[Information supplied Boundary: Start]

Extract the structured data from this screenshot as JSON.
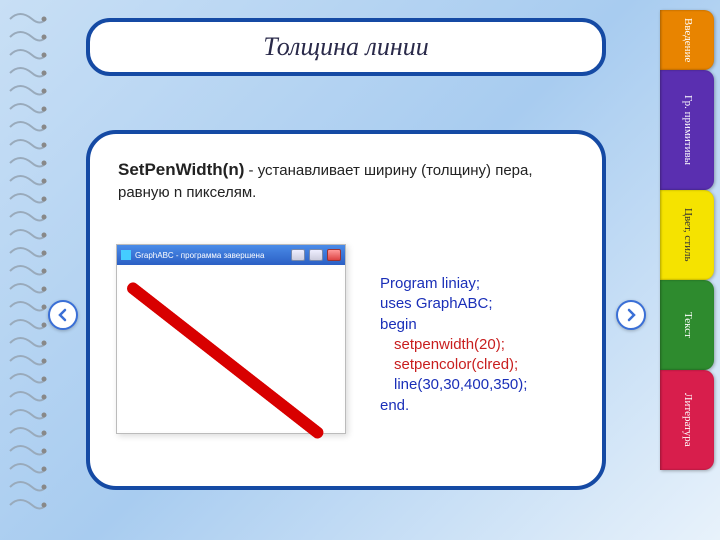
{
  "title": "Толщина линии",
  "desc": {
    "fn": "SetPenWidth(n)",
    "rest": " - устанавливает ширину (толщину) пера, равную n пикселям."
  },
  "screenshot": {
    "window_title": "GraphABC - программа завершена"
  },
  "code": {
    "l1": "Program liniay;",
    "l2": "uses GraphABC;",
    "l3": "begin",
    "l4": "setpenwidth(20);",
    "l5": "setpencolor(clred);",
    "l6": "line(30,30,400,350);",
    "l7": "end."
  },
  "tabs": {
    "t0": "Введение",
    "t1": "Гр. примитивы",
    "t2": "Цвет, стиль",
    "t3": "Текст",
    "t4": "Литература"
  }
}
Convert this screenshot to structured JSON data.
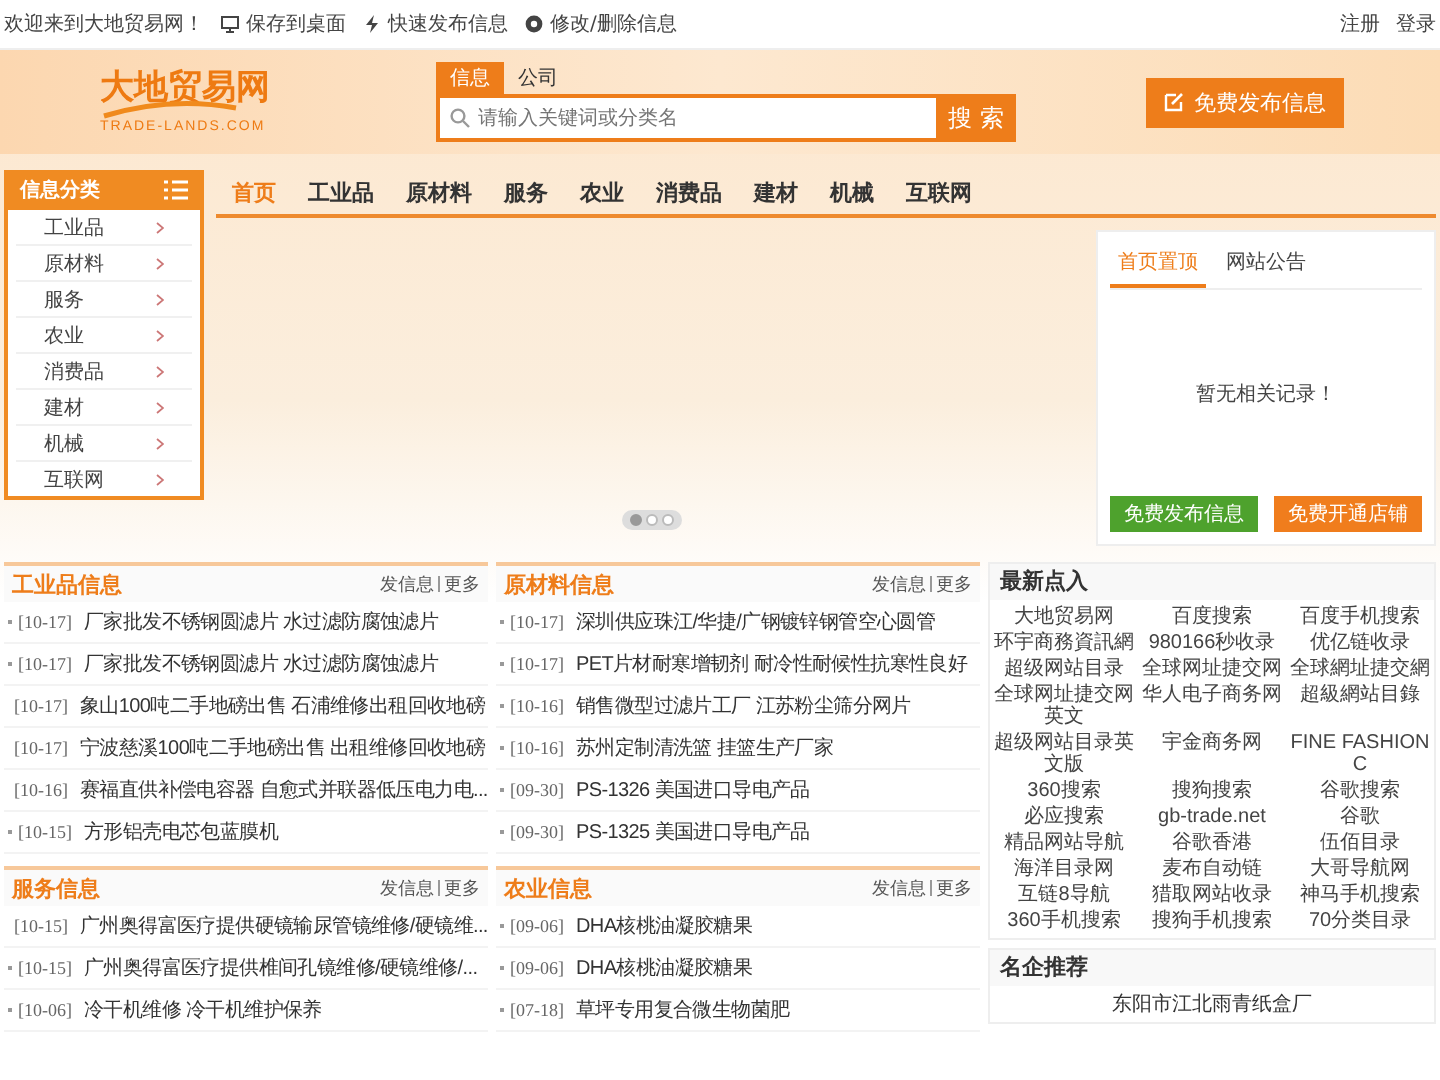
{
  "top_bar": {
    "welcome": "欢迎来到大地贸易网！",
    "links": [
      {
        "kind": "desktop",
        "label": "保存到桌面"
      },
      {
        "kind": "bolt",
        "label": "快速发布信息"
      },
      {
        "kind": "gear",
        "label": "修改/删除信息"
      }
    ],
    "account_links": [
      "注册",
      "登录"
    ]
  },
  "header": {
    "logo": {
      "name": "大地贸易网",
      "domain": "TRADE-LANDS.COM"
    },
    "search": {
      "tabs": [
        {
          "label": "信息",
          "selected": true
        },
        {
          "label": "公司",
          "selected": false
        }
      ],
      "placeholder": "请输入关键词或分类名",
      "button": "搜 索"
    },
    "publish_button": "免费发布信息"
  },
  "nav": [
    {
      "label": "首页",
      "selected": true
    },
    {
      "label": "工业品",
      "selected": false
    },
    {
      "label": "原材料",
      "selected": false
    },
    {
      "label": "服务",
      "selected": false
    },
    {
      "label": "农业",
      "selected": false
    },
    {
      "label": "消费品",
      "selected": false
    },
    {
      "label": "建材",
      "selected": false
    },
    {
      "label": "机械",
      "selected": false
    },
    {
      "label": "互联网",
      "selected": false
    }
  ],
  "sidebar": {
    "title": "信息分类",
    "items": [
      "工业品",
      "原材料",
      "服务",
      "农业",
      "消费品",
      "建材",
      "机械",
      "互联网"
    ]
  },
  "slider": {
    "dots": [
      {
        "selected": true
      },
      {
        "selected": false
      },
      {
        "selected": false
      }
    ]
  },
  "notice_panel": {
    "tabs": [
      {
        "label": "首页置顶",
        "selected": true
      },
      {
        "label": "网站公告",
        "selected": false
      }
    ],
    "empty_text": "暂无相关记录！",
    "buttons": [
      {
        "kind": "green",
        "label": "免费发布信息"
      },
      {
        "kind": "orange",
        "label": "免费开通店铺"
      }
    ]
  },
  "info_sections": [
    {
      "title": "工业品信息",
      "post_link": "发信息",
      "more_link": "更多",
      "rows": [
        {
          "date": "[10-17]",
          "text": "厂家批发不锈钢圆滤片 水过滤防腐蚀滤片"
        },
        {
          "date": "[10-17]",
          "text": "厂家批发不锈钢圆滤片 水过滤防腐蚀滤片"
        },
        {
          "date": "[10-17]",
          "text": "象山100吨二手地磅出售 石浦维修出租回收地磅"
        },
        {
          "date": "[10-17]",
          "text": "宁波慈溪100吨二手地磅出售 出租维修回收地磅"
        },
        {
          "date": "[10-16]",
          "text": "赛福直供补偿电容器 自愈式并联器低压电力电..."
        },
        {
          "date": "[10-15]",
          "text": "方形铝壳电芯包蓝膜机"
        }
      ]
    },
    {
      "title": "原材料信息",
      "post_link": "发信息",
      "more_link": "更多",
      "rows": [
        {
          "date": "[10-17]",
          "text": "深圳供应珠江/华捷/广钢镀锌钢管空心圆管"
        },
        {
          "date": "[10-17]",
          "text": "PET片材耐寒增韧剂 耐冷性耐候性抗寒性良好"
        },
        {
          "date": "[10-16]",
          "text": "销售微型过滤片工厂 江苏粉尘筛分网片"
        },
        {
          "date": "[10-16]",
          "text": "苏州定制清洗篮 挂篮生产厂家"
        },
        {
          "date": "[09-30]",
          "text": "PS-1326 美国进口导电产品"
        },
        {
          "date": "[09-30]",
          "text": "PS-1325 美国进口导电产品"
        }
      ]
    },
    {
      "title": "服务信息",
      "post_link": "发信息",
      "more_link": "更多",
      "rows": [
        {
          "date": "[10-15]",
          "text": "广州奥得富医疗提供硬镜输尿管镜维修/硬镜维..."
        },
        {
          "date": "[10-15]",
          "text": "广州奥得富医疗提供椎间孔镜维修/硬镜维修/..."
        },
        {
          "date": "[10-06]",
          "text": "冷干机维修 冷干机维护保养"
        }
      ]
    },
    {
      "title": "农业信息",
      "post_link": "发信息",
      "more_link": "更多",
      "rows": [
        {
          "date": "[09-06]",
          "text": "DHA核桃油凝胶糖果"
        },
        {
          "date": "[09-06]",
          "text": "DHA核桃油凝胶糖果"
        },
        {
          "date": "[07-18]",
          "text": "草坪专用复合微生物菌肥"
        }
      ]
    }
  ],
  "latest_links": {
    "title": "最新点入",
    "links": [
      "大地贸易网",
      "百度搜索",
      "百度手机搜索",
      "环宇商務資訊網",
      "980166秒收录",
      "优亿链收录",
      "超级网站目录",
      "全球网址捷交网",
      "全球網址捷交網",
      "全球网址捷交网英文",
      "华人电子商务网",
      "超級網站目錄",
      "超级网站目录英文版",
      "宇金商务网",
      "FINE FASHION C",
      "360搜索",
      "搜狗搜索",
      "谷歌搜索",
      "必应搜索",
      "gb-trade.net",
      "谷歌",
      "精品网站导航",
      "谷歌香港",
      "伍佰目录",
      "海洋目录网",
      "麦布自动链",
      "大哥导航网",
      "互链8导航",
      "猎取网站收录",
      "神马手机搜索",
      "360手机搜索",
      "搜狗手机搜索",
      "70分类目录"
    ]
  },
  "featured_companies": {
    "title": "名企推荐",
    "items": [
      "东阳市江北雨青纸盒厂"
    ]
  }
}
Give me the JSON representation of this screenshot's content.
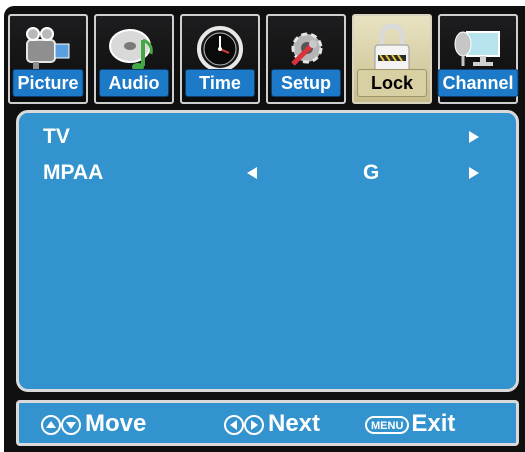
{
  "tabs": [
    {
      "label": "Picture",
      "icon": "camcorder-icon",
      "active": false
    },
    {
      "label": "Audio",
      "icon": "music-disc-icon",
      "active": false
    },
    {
      "label": "Time",
      "icon": "clock-icon",
      "active": false
    },
    {
      "label": "Setup",
      "icon": "gear-wrench-icon",
      "active": false
    },
    {
      "label": "Lock",
      "icon": "padlock-icon",
      "active": true
    },
    {
      "label": "Channel",
      "icon": "satellite-monitor-icon",
      "active": false
    }
  ],
  "menu": {
    "rows": [
      {
        "name": "TV",
        "value": "",
        "has_left_arrow": false,
        "has_right_arrow": true
      },
      {
        "name": "MPAA",
        "value": "G",
        "has_left_arrow": true,
        "has_right_arrow": true
      }
    ]
  },
  "footer": {
    "move_label": "Move",
    "next_label": "Next",
    "menu_key": "MENU",
    "exit_label": "Exit"
  },
  "colors": {
    "panel": "#3393cf",
    "frame": "#0f0f10",
    "active_tab": "#d8cfa3",
    "label_blue": "#1c7ac8"
  }
}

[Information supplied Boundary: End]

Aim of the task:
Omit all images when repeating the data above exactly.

Expected answer:
Extract the structured data from this screenshot as JSON.
{
  "title": "Толщина линии",
  "desc": {
    "fn": "SetPenWidth(n)",
    "rest": " - устанавливает ширину (толщину) пера, равную n пикселям."
  },
  "screenshot": {
    "window_title": "GraphABC - программа завершена"
  },
  "code": {
    "l1": "Program liniay;",
    "l2": "uses GraphABC;",
    "l3": "begin",
    "l4": "setpenwidth(20);",
    "l5": "setpencolor(clred);",
    "l6": "line(30,30,400,350);",
    "l7": "end."
  },
  "tabs": {
    "t0": "Введение",
    "t1": "Гр. примитивы",
    "t2": "Цвет, стиль",
    "t3": "Текст",
    "t4": "Литература"
  }
}
Convert this screenshot to structured JSON data.
{
  "top_bar": {
    "welcome": "欢迎来到大地贸易网！",
    "links": [
      {
        "kind": "desktop",
        "label": "保存到桌面"
      },
      {
        "kind": "bolt",
        "label": "快速发布信息"
      },
      {
        "kind": "gear",
        "label": "修改/删除信息"
      }
    ],
    "account_links": [
      "注册",
      "登录"
    ]
  },
  "header": {
    "logo": {
      "name": "大地贸易网",
      "domain": "TRADE-LANDS.COM"
    },
    "search": {
      "tabs": [
        {
          "label": "信息",
          "selected": true
        },
        {
          "label": "公司",
          "selected": false
        }
      ],
      "placeholder": "请输入关键词或分类名",
      "button": "搜 索"
    },
    "publish_button": "免费发布信息"
  },
  "nav": [
    {
      "label": "首页",
      "selected": true
    },
    {
      "label": "工业品",
      "selected": false
    },
    {
      "label": "原材料",
      "selected": false
    },
    {
      "label": "服务",
      "selected": false
    },
    {
      "label": "农业",
      "selected": false
    },
    {
      "label": "消费品",
      "selected": false
    },
    {
      "label": "建材",
      "selected": false
    },
    {
      "label": "机械",
      "selected": false
    },
    {
      "label": "互联网",
      "selected": false
    }
  ],
  "sidebar": {
    "title": "信息分类",
    "items": [
      "工业品",
      "原材料",
      "服务",
      "农业",
      "消费品",
      "建材",
      "机械",
      "互联网"
    ]
  },
  "slider": {
    "dots": [
      {
        "selected": true
      },
      {
        "selected": false
      },
      {
        "selected": false
      }
    ]
  },
  "notice_panel": {
    "tabs": [
      {
        "label": "首页置顶",
        "selected": true
      },
      {
        "label": "网站公告",
        "selected": false
      }
    ],
    "empty_text": "暂无相关记录！",
    "buttons": [
      {
        "kind": "green",
        "label": "免费发布信息"
      },
      {
        "kind": "orange",
        "label": "免费开通店铺"
      }
    ]
  },
  "info_sections": [
    {
      "title": "工业品信息",
      "post_link": "发信息",
      "more_link": "更多",
      "rows": [
        {
          "date": "[10-17]",
          "text": "厂家批发不锈钢圆滤片 水过滤防腐蚀滤片"
        },
        {
          "date": "[10-17]",
          "text": "厂家批发不锈钢圆滤片 水过滤防腐蚀滤片"
        },
        {
          "date": "[10-17]",
          "text": "象山100吨二手地磅出售 石浦维修出租回收地磅"
        },
        {
          "date": "[10-17]",
          "text": "宁波慈溪100吨二手地磅出售 出租维修回收地磅"
        },
        {
          "date": "[10-16]",
          "text": "赛福直供补偿电容器 自愈式并联器低压电力电..."
        },
        {
          "date": "[10-15]",
          "text": "方形铝壳电芯包蓝膜机"
        }
      ]
    },
    {
      "title": "原材料信息",
      "post_link": "发信息",
      "more_link": "更多",
      "rows": [
        {
          "date": "[10-17]",
          "text": "深圳供应珠江/华捷/广钢镀锌钢管空心圆管"
        },
        {
          "date": "[10-17]",
          "text": "PET片材耐寒增韧剂 耐冷性耐候性抗寒性良好"
        },
        {
          "date": "[10-16]",
          "text": "销售微型过滤片工厂 江苏粉尘筛分网片"
        },
        {
          "date": "[10-16]",
          "text": "苏州定制清洗篮 挂篮生产厂家"
        },
        {
          "date": "[09-30]",
          "text": "PS-1326 美国进口导电产品"
        },
        {
          "date": "[09-30]",
          "text": "PS-1325 美国进口导电产品"
        }
      ]
    },
    {
      "title": "服务信息",
      "post_link": "发信息",
      "more_link": "更多",
      "rows": [
        {
          "date": "[10-15]",
          "text": "广州奥得富医疗提供硬镜输尿管镜维修/硬镜维..."
        },
        {
          "date": "[10-15]",
          "text": "广州奥得富医疗提供椎间孔镜维修/硬镜维修/..."
        },
        {
          "date": "[10-06]",
          "text": "冷干机维修 冷干机维护保养"
        }
      ]
    },
    {
      "title": "农业信息",
      "post_link": "发信息",
      "more_link": "更多",
      "rows": [
        {
          "date": "[09-06]",
          "text": "DHA核桃油凝胶糖果"
        },
        {
          "date": "[09-06]",
          "text": "DHA核桃油凝胶糖果"
        },
        {
          "date": "[07-18]",
          "text": "草坪专用复合微生物菌肥"
        }
      ]
    }
  ],
  "latest_links": {
    "title": "最新点入",
    "links": [
      "大地贸易网",
      "百度搜索",
      "百度手机搜索",
      "环宇商務資訊網",
      "980166秒收录",
      "优亿链收录",
      "超级网站目录",
      "全球网址捷交网",
      "全球網址捷交網",
      "全球网址捷交网英文",
      "华人电子商务网",
      "超級網站目錄",
      "超级网站目录英文版",
      "宇金商务网",
      "FINE FASHION C",
      "360搜索",
      "搜狗搜索",
      "谷歌搜索",
      "必应搜索",
      "gb-trade.net",
      "谷歌",
      "精品网站导航",
      "谷歌香港",
      "伍佰目录",
      "海洋目录网",
      "麦布自动链",
      "大哥导航网",
      "互链8导航",
      "猎取网站收录",
      "神马手机搜索",
      "360手机搜索",
      "搜狗手机搜索",
      "70分类目录"
    ]
  },
  "featured_companies": {
    "title": "名企推荐",
    "items": [
      "东阳市江北雨青纸盒厂"
    ]
  }
}
Give me the JSON representation of this screenshot's content.
{
  "tabs": [
    {
      "label": "Picture",
      "icon": "camcorder-icon",
      "active": false
    },
    {
      "label": "Audio",
      "icon": "music-disc-icon",
      "active": false
    },
    {
      "label": "Time",
      "icon": "clock-icon",
      "active": false
    },
    {
      "label": "Setup",
      "icon": "gear-wrench-icon",
      "active": false
    },
    {
      "label": "Lock",
      "icon": "padlock-icon",
      "active": true
    },
    {
      "label": "Channel",
      "icon": "satellite-monitor-icon",
      "active": false
    }
  ],
  "menu": {
    "rows": [
      {
        "name": "TV",
        "value": "",
        "has_left_arrow": false,
        "has_right_arrow": true
      },
      {
        "name": "MPAA",
        "value": "G",
        "has_left_arrow": true,
        "has_right_arrow": true
      }
    ]
  },
  "footer": {
    "move_label": "Move",
    "next_label": "Next",
    "menu_key": "MENU",
    "exit_label": "Exit"
  },
  "colors": {
    "panel": "#3393cf",
    "frame": "#0f0f10",
    "active_tab": "#d8cfa3",
    "label_blue": "#1c7ac8"
  }
}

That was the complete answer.